[Start of section]

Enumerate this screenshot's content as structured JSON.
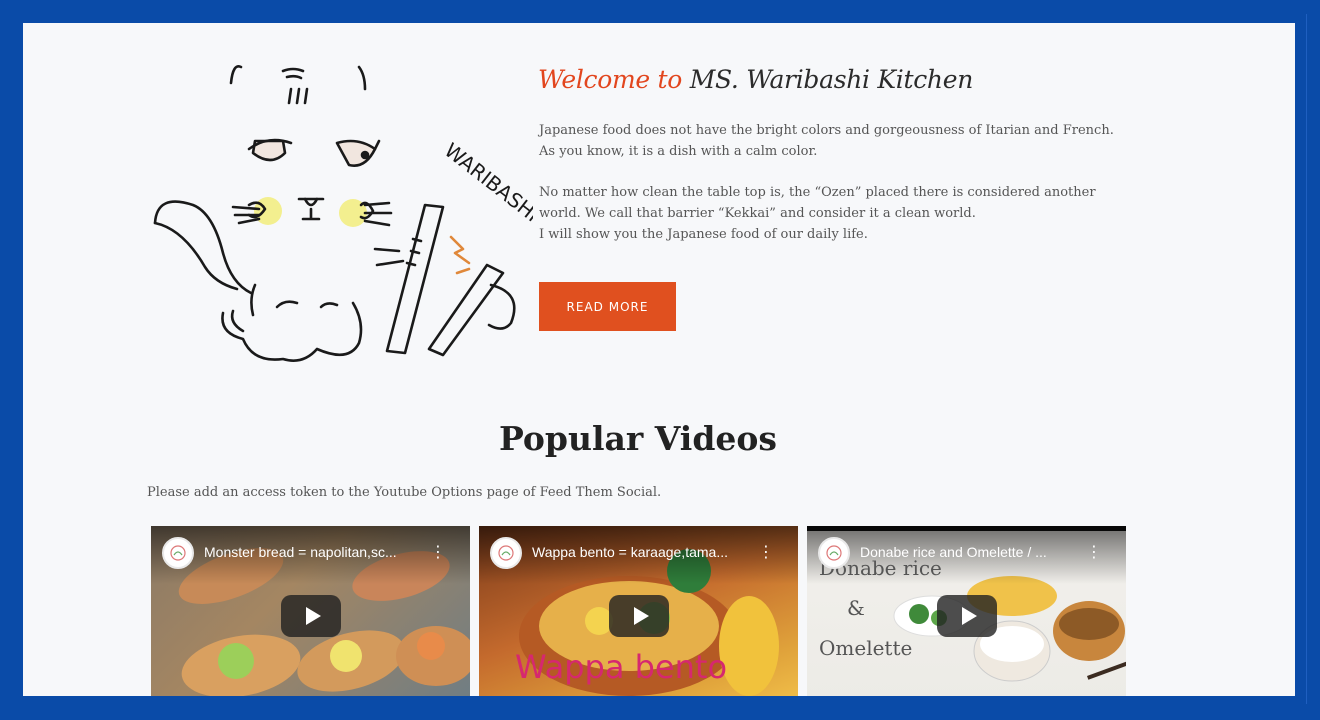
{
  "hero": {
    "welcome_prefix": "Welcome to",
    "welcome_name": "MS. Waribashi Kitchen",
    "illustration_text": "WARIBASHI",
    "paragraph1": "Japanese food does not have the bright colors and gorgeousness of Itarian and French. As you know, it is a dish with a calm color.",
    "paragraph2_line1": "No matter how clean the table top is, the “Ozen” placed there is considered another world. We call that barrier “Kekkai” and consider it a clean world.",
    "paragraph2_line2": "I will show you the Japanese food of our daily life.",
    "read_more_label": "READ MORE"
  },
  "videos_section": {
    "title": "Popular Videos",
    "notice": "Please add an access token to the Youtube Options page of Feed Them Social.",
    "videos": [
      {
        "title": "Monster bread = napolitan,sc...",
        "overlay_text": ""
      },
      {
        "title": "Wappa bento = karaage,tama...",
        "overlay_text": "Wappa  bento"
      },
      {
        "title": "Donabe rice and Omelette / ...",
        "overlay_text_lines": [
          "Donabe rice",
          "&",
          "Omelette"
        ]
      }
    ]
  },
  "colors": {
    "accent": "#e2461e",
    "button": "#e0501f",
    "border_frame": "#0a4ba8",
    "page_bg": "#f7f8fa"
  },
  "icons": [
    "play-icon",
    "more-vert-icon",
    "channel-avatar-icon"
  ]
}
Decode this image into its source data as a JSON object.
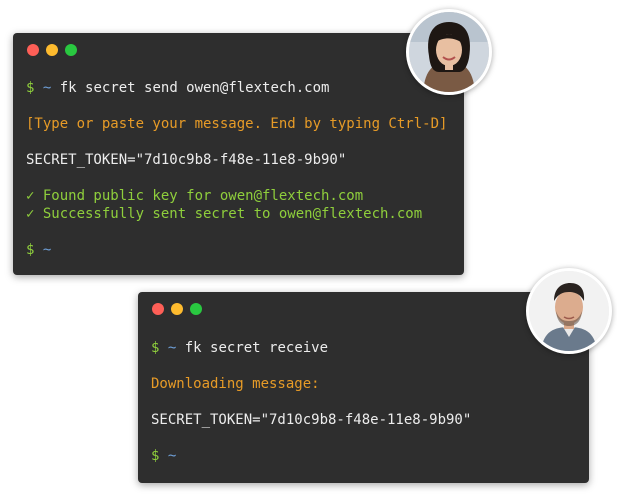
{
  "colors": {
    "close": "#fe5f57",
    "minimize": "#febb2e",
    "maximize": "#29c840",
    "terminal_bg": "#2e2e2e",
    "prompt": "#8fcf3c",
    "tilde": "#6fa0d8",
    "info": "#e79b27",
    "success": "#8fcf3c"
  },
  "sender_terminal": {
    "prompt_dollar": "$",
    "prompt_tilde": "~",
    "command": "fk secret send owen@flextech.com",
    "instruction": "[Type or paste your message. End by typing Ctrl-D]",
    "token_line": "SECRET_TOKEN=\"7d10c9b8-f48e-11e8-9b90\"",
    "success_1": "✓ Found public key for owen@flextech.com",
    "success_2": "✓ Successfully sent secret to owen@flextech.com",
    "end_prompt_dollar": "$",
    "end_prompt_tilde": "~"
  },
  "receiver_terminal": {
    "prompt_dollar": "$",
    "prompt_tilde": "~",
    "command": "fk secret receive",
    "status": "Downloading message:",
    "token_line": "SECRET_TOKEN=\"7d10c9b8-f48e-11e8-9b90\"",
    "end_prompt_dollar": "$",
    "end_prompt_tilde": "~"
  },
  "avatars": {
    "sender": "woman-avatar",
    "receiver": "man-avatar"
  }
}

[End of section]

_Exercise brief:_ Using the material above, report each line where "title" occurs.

_Task answer:_
    "title": "Popular Videos",
        "title": "Monster bread = napolitan,sc...",
        "title": "Wappa bento = karaage,tama...",
        "title": "Donabe rice and Omelette / ...",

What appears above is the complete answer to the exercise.